Tuesday, February 12, 2008

And Now, A Moment of Black Clarity

by Odienator

Welcome to today's MBC, Moment of Black Clarity.

In Pulp Fiction, Samuel "Yell" Jackson said he had "what the alcoholics refer to as a moment of clarity." The Moment of Black Clarity extends this phenomenon, applying it to an "aha!" moment where we, as African-Americans, suddenly realize the level at which we have been conditioned, either in a Pavlovian fashion or a subliminal one.

Today's MBC is brought to you by Weave(TM). Weave: It's your hair—you paid for it.

And now, your MBC: The Sinister Intentions of the Kool-Aid Pitcher.
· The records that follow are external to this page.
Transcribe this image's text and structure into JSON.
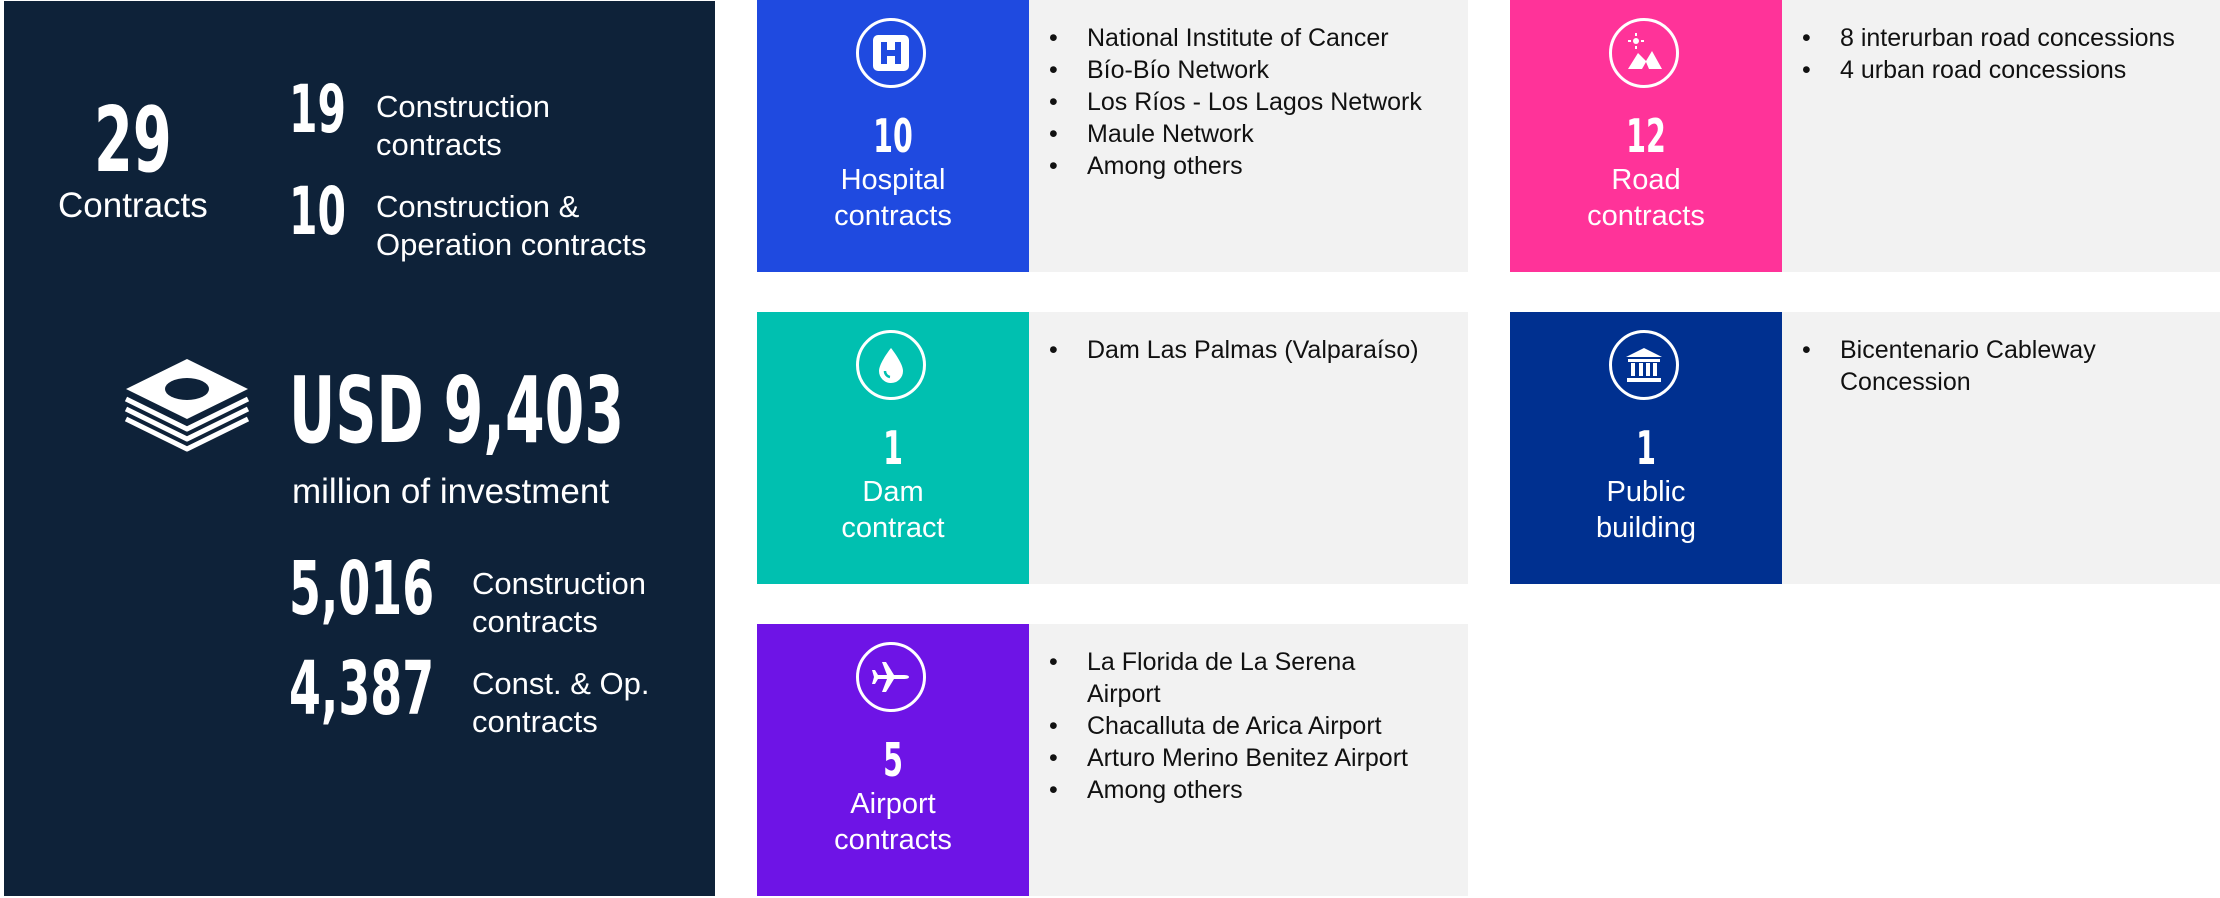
{
  "summary": {
    "contracts_total": "29",
    "contracts_label": "Contracts",
    "construction_count": "19",
    "construction_label_1": "Construction",
    "construction_label_2": "contracts",
    "cons_op_count": "10",
    "cons_op_label_1": "Construction &",
    "cons_op_label_2": "Operation contracts",
    "investment_amount": "USD 9,403",
    "investment_label": "million of investment",
    "inv_construction_value": "5,016",
    "inv_construction_label_1": "Construction",
    "inv_construction_label_2": "contracts",
    "inv_consop_value": "4,387",
    "inv_consop_label_1": "Const. & Op.",
    "inv_consop_label_2": "contracts",
    "icon": "money-stack-icon"
  },
  "categories": [
    {
      "id": "hospital",
      "count": "10",
      "label_1": "Hospital",
      "label_2": "contracts",
      "color": "#1f4ae0",
      "icon": "hospital-icon",
      "items": [
        "National Institute of Cancer",
        "Bío-Bío Network",
        "Los Ríos - Los Lagos Network",
        "Maule Network",
        "Among others"
      ]
    },
    {
      "id": "road",
      "count": "12",
      "label_1": "Road",
      "label_2": "contracts",
      "color": "#ff3399",
      "icon": "road-icon",
      "items": [
        "8 interurban road concessions",
        "4 urban road concessions"
      ]
    },
    {
      "id": "dam",
      "count": "1",
      "label_1": "Dam",
      "label_2": "contract",
      "color": "#00c0b0",
      "icon": "water-drop-icon",
      "items": [
        "Dam Las Palmas (Valparaíso)"
      ]
    },
    {
      "id": "public",
      "count": "1",
      "label_1": "Public",
      "label_2": "building",
      "color": "#003090",
      "icon": "public-building-icon",
      "items": [
        "Bicentenario Cableway",
        "Concession"
      ]
    },
    {
      "id": "airport",
      "count": "5",
      "label_1": "Airport",
      "label_2": "contracts",
      "color": "#6e14e6",
      "icon": "airplane-icon",
      "items": [
        "La Florida de La Serena",
        "Airport",
        "Chacalluta de Arica Airport",
        "Arturo Merino Benitez Airport",
        "Among others"
      ]
    }
  ]
}
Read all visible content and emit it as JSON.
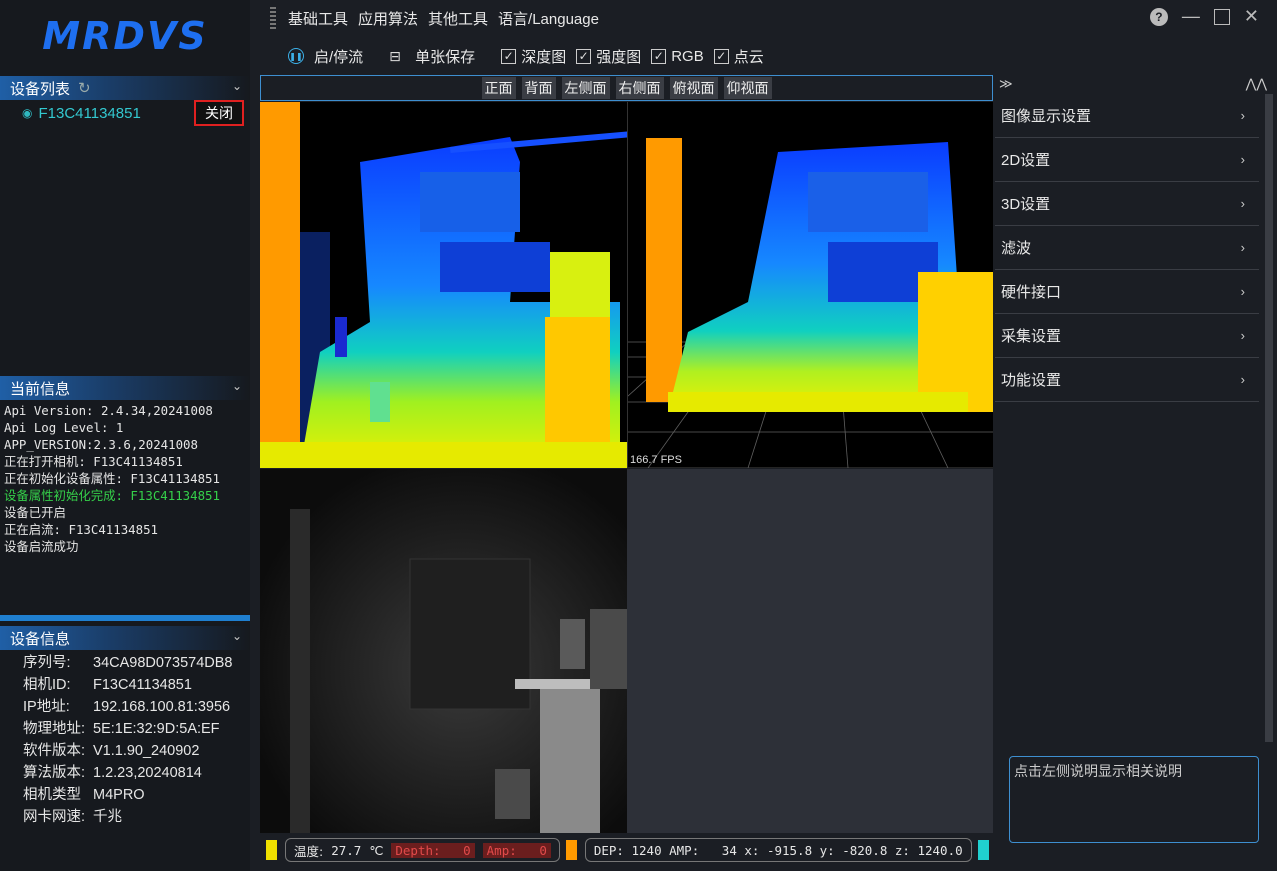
{
  "logo": "MRDVS",
  "menus": [
    "基础工具",
    "应用算法",
    "其他工具",
    "语言/Language"
  ],
  "toolbar": {
    "start_stop": "启/停流",
    "save_single": "单张保存",
    "checks": [
      {
        "label": "深度图",
        "checked": true
      },
      {
        "label": "强度图",
        "checked": true
      },
      {
        "label": "RGB",
        "checked": true
      },
      {
        "label": "点云",
        "checked": true
      }
    ]
  },
  "view_buttons": [
    "正面",
    "背面",
    "左侧面",
    "右侧面",
    "俯视面",
    "仰视面"
  ],
  "device_list": {
    "title": "设备列表",
    "device_sn": "F13C41134851",
    "close_label": "关闭"
  },
  "current_info": {
    "title": "当前信息",
    "lines": [
      {
        "text": "Api Version: 2.4.34,20241008",
        "color": "#e6e6e6"
      },
      {
        "text": "Api Log Level: 1",
        "color": "#e6e6e6"
      },
      {
        "text": "APP_VERSION:2.3.6,20241008",
        "color": "#e6e6e6"
      },
      {
        "text": "正在打开相机: F13C41134851",
        "color": "#e6e6e6"
      },
      {
        "text": "正在初始化设备属性: F13C41134851",
        "color": "#e6e6e6"
      },
      {
        "text": "设备属性初始化完成: F13C41134851",
        "color": "#35d04a"
      },
      {
        "text": "设备已开启",
        "color": "#e6e6e6"
      },
      {
        "text": "正在启流: F13C41134851",
        "color": "#e6e6e6"
      },
      {
        "text": "设备启流成功",
        "color": "#e6e6e6"
      }
    ]
  },
  "device_info": {
    "title": "设备信息",
    "rows": [
      {
        "key": "序列号:",
        "value": "34CA98D073574DB8"
      },
      {
        "key": "相机ID:",
        "value": "F13C41134851"
      },
      {
        "key": "IP地址:",
        "value": "192.168.100.81:3956"
      },
      {
        "key": "物理地址:",
        "value": "5E:1E:32:9D:5A:EF"
      },
      {
        "key": "软件版本:",
        "value": "V1.1.90_240902"
      },
      {
        "key": "算法版本:",
        "value": "1.2.23,20240814"
      },
      {
        "key": "相机类型",
        "value": "M4PRO"
      },
      {
        "key": "网卡网速:",
        "value": "千兆"
      }
    ]
  },
  "fps": "166.7 FPS",
  "status": {
    "temp_label": "温度:",
    "temp_value": "27.7",
    "temp_unit": "℃",
    "depth_label": "Depth:",
    "depth_value": "0",
    "amp_label": "Amp:",
    "amp_value": "0",
    "readout": "DEP: 1240 AMP:   34 x: -915.8 y: -820.8 z: 1240.0"
  },
  "settings": [
    "图像显示设置",
    "2D设置",
    "3D设置",
    "滤波",
    "硬件接口",
    "采集设置",
    "功能设置"
  ],
  "help_text": "点击左侧说明显示相关说明",
  "colors": {
    "accent": "#1f7fd0",
    "close_border": "#e02020",
    "log_success": "#35d04a"
  }
}
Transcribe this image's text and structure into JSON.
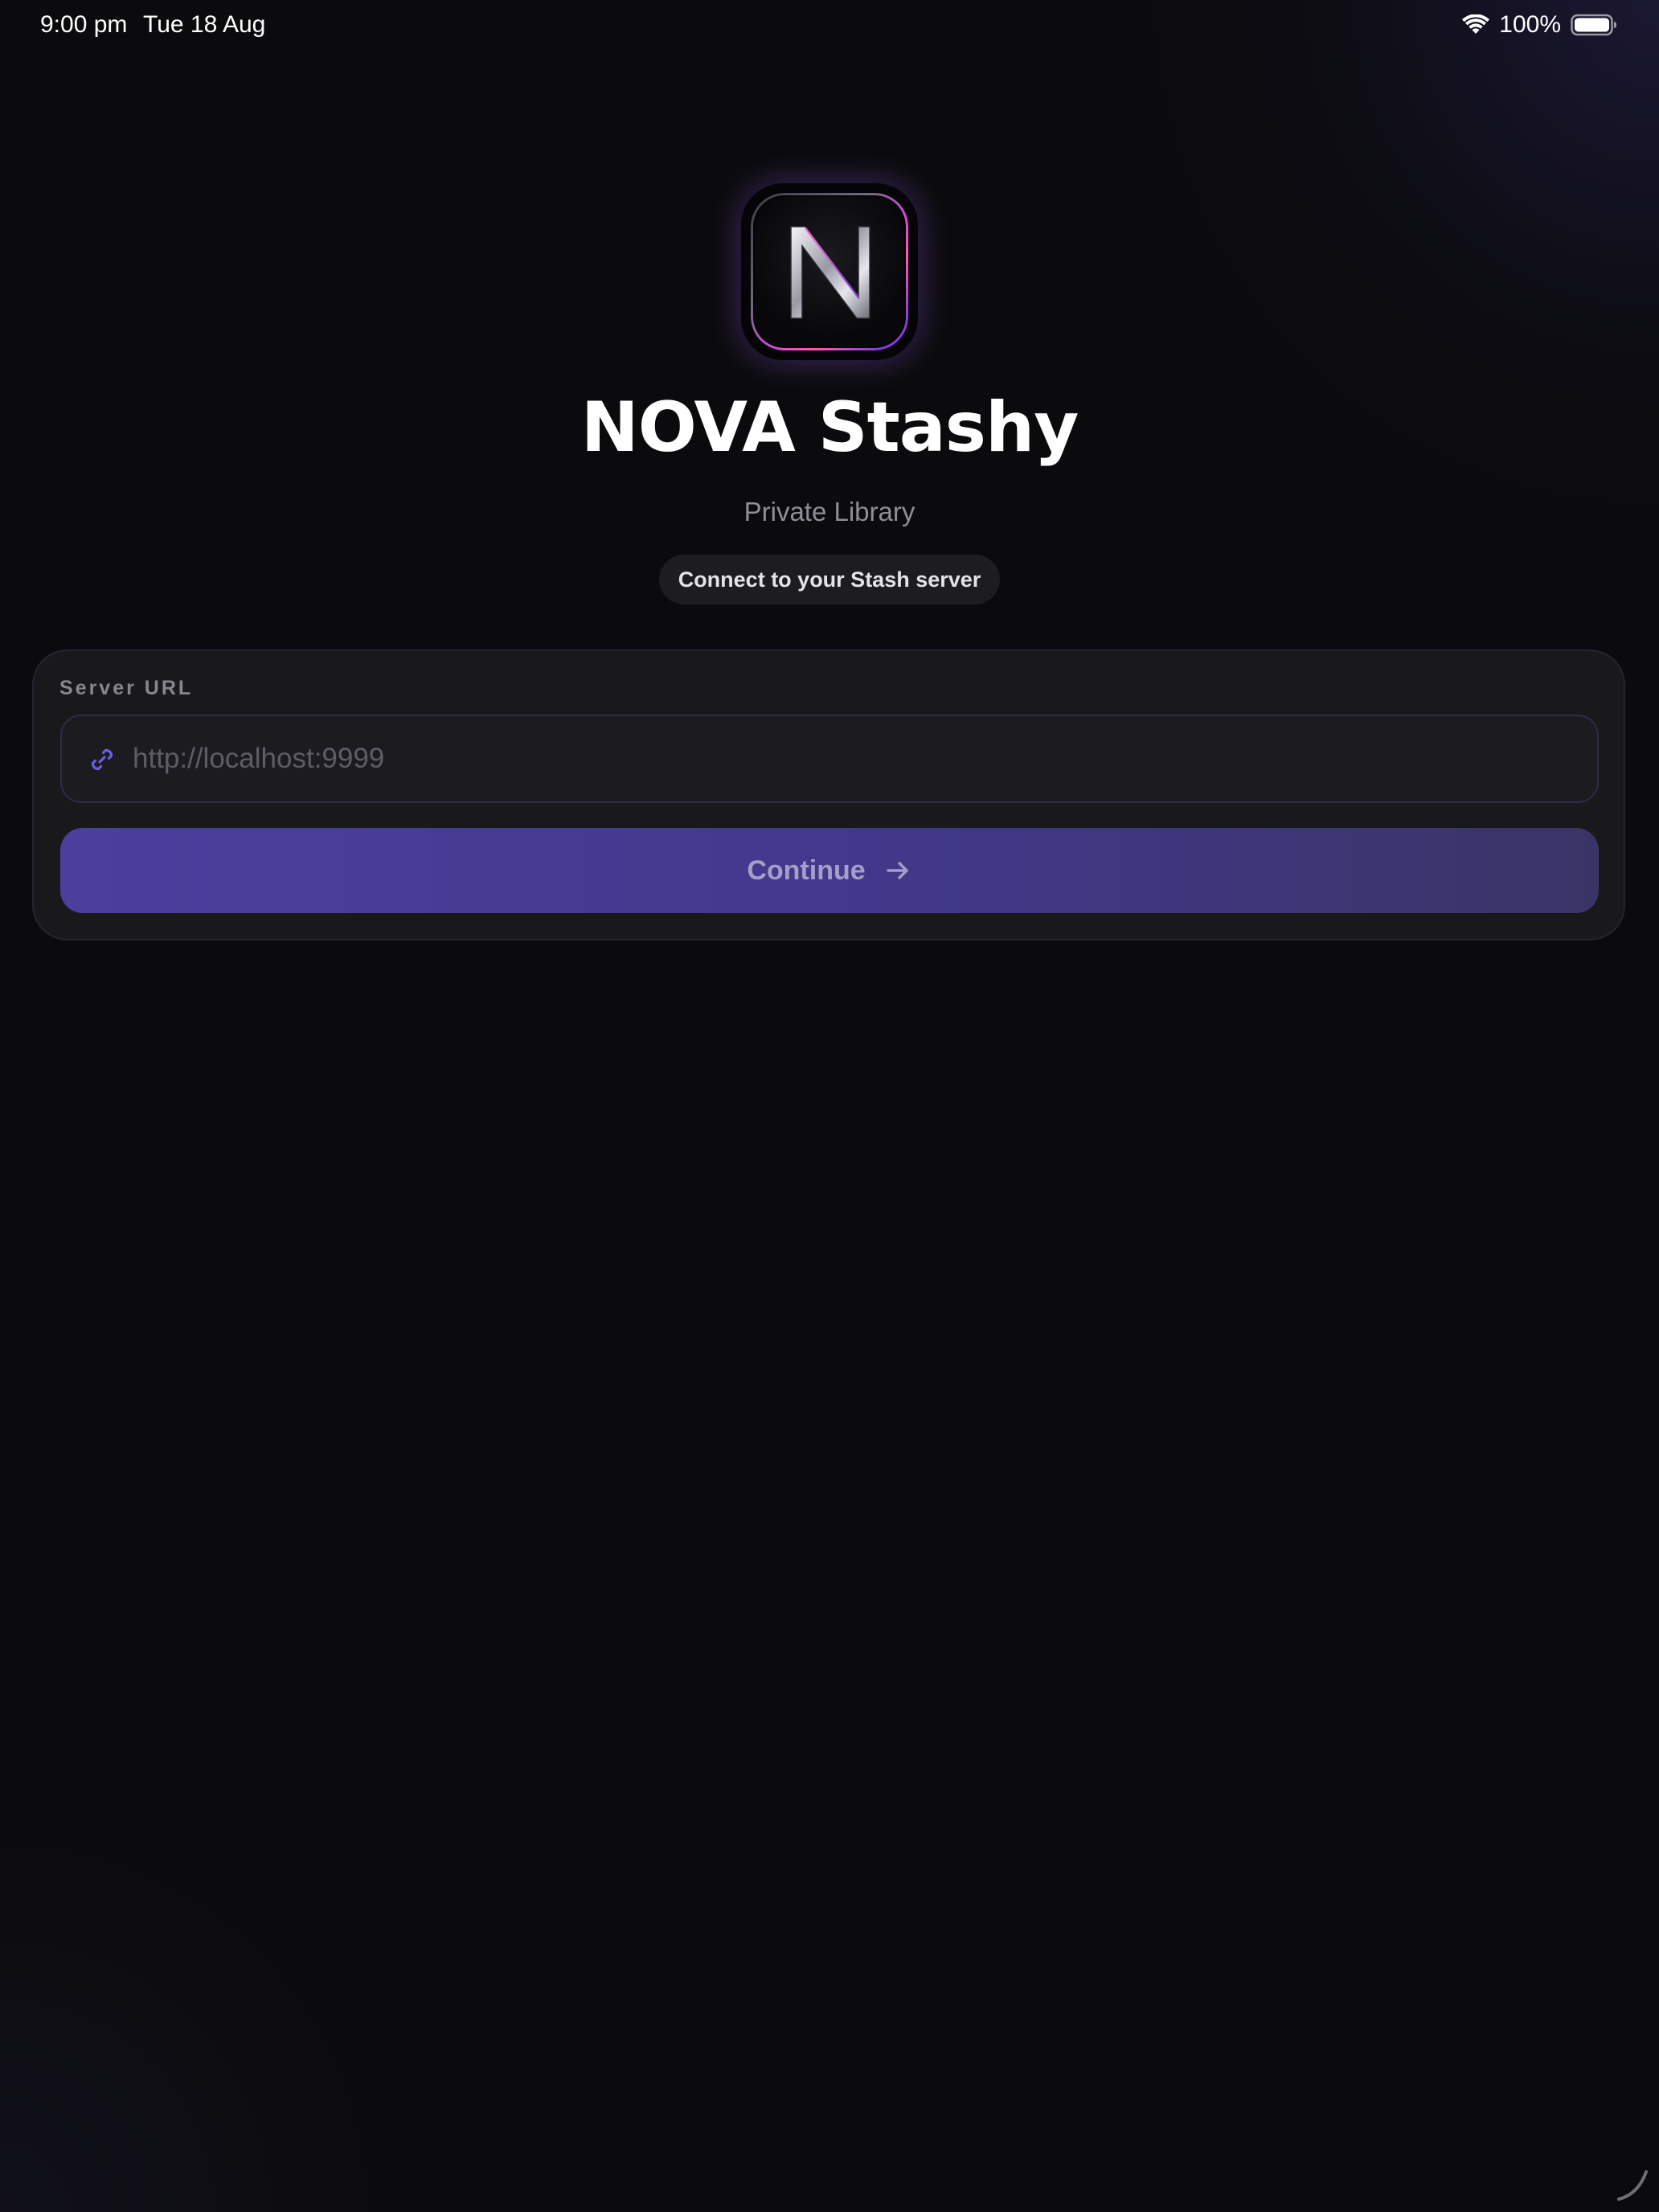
{
  "status_bar": {
    "time": "9:00 pm",
    "date": "Tue 18 Aug",
    "battery_percent": "100%",
    "icons": [
      "wifi-icon",
      "battery-icon"
    ]
  },
  "app": {
    "logo_letter": "N",
    "title": "NOVA Stashy",
    "subtitle": "Private Library",
    "tagline": "Connect to your Stash server"
  },
  "form": {
    "server_url_label": "Server URL",
    "server_url_placeholder": "http://localhost:9999",
    "server_url_value": "",
    "continue_label": "Continue",
    "icons": [
      "link-icon",
      "arrow-right-icon"
    ]
  },
  "colors": {
    "background": "#0b0b0d",
    "accent": "#4b3f9e",
    "accent_text": "#a49ec8",
    "link_icon": "#6b5ee0",
    "logo_glow": "#d04ad8"
  }
}
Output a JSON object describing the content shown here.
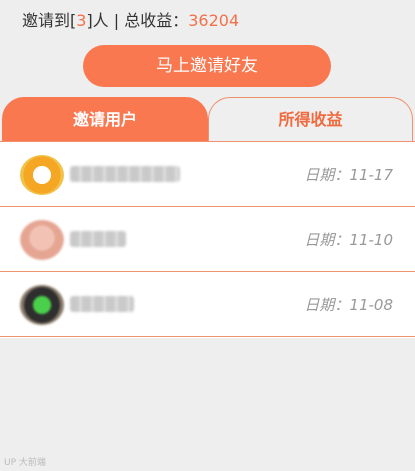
{
  "summary": {
    "invited_prefix": "邀请到[",
    "invited_count": "3",
    "invited_suffix": "]人 | 总收益：",
    "total_earnings": "36204"
  },
  "invite_button": {
    "label": "马上邀请好友"
  },
  "tabs": [
    {
      "label": "邀请用户",
      "active": true
    },
    {
      "label": "所得收益",
      "active": false
    }
  ],
  "invitees": [
    {
      "name": "",
      "date": "日期：11-17"
    },
    {
      "name": "",
      "date": "日期：11-10"
    },
    {
      "name": "",
      "date": "日期：11-08"
    }
  ],
  "watermark": "UP 大前端",
  "colors": {
    "accent": "#f97850",
    "accent_text": "#f06a3f",
    "background": "#eeeeee"
  }
}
Remember the golden days of Saturday morning cartoons? They were always interrupted by commercials for the most sugary, unhealthy products. Sugar Smacks, Sugar Bear (who sounded like Bing Crosby re-imagined as a pimp), Sugar Pops, and other cereals vied for your parents' dollars. Almost always, there was a commercial for Kool-Aid, a product that had no sugar in it, but remains the leading cause of diabetes in Black folks. We cannot blame Kool-Aid for that, because the consumer added the sugar. Our Moment of Black Clarity appears elsewhere.

Kool-Aid's spokesperson was a colorful pitcher full of Kool-Aid who, when invoked by the multi-culti cast of kids in the commercial, would bust through a wall to bring refreshments. It made no difference where the kids were; Kool-Aid had GPS so he could always find a wall to bust through for them. "OH YEAHHHH!" Kool-Aid would yell as he caused structural damage. The kids would be seen drinking the product, gleefully bouncing around from the sugar shock. Every commercial played out like this, to the point where, when we think of Kool-Aid, we see that scary ass pitcher busting through the walls of the windmills of our minds. Now that's consumer conditioning.

But what exactly was Kool-Aid conditioning us ghetto kids for? Let's think about this:

1. Kool-Aid is colorful, usually appearing in the guise of a super-bright red pitcher of cherry Kool-Aid.
2. Kool-Aid represents a cheap refreshment.
3. Kool-Aid busts through walls.

Now, what other iconic figure is colorful, represents a cheap refreshment, and busts through walls? That's right!


He's super bright blue on the can, busts through walls, and represents a cheap drink. If one doesn't think Kool-Aid is malt liquor for kids, one has never spent time in a room full of kids hopped up on the stuff. Kool-Aid was planting the seeds for ghetto denizens to start drinking malt liquor!

I'm the Odienator. This concludes today's Moment of Black Clarity.


Steven Boone said...

Right now, I have an image in my head of Saul being blinded by the light of God's truth on the road to Damascus and falling off his horse. And rolling around in the dirt laughing his ass off until two dudes in white coats come after him with nets.

That's me after reading this.

odienator said...

Cuz you know I speak the truth! So if I disappear, you better call my mother and tell her Kool-Aid's holding me hostage. I sure hope it's grape Kool-Aid. With lotsa sugar...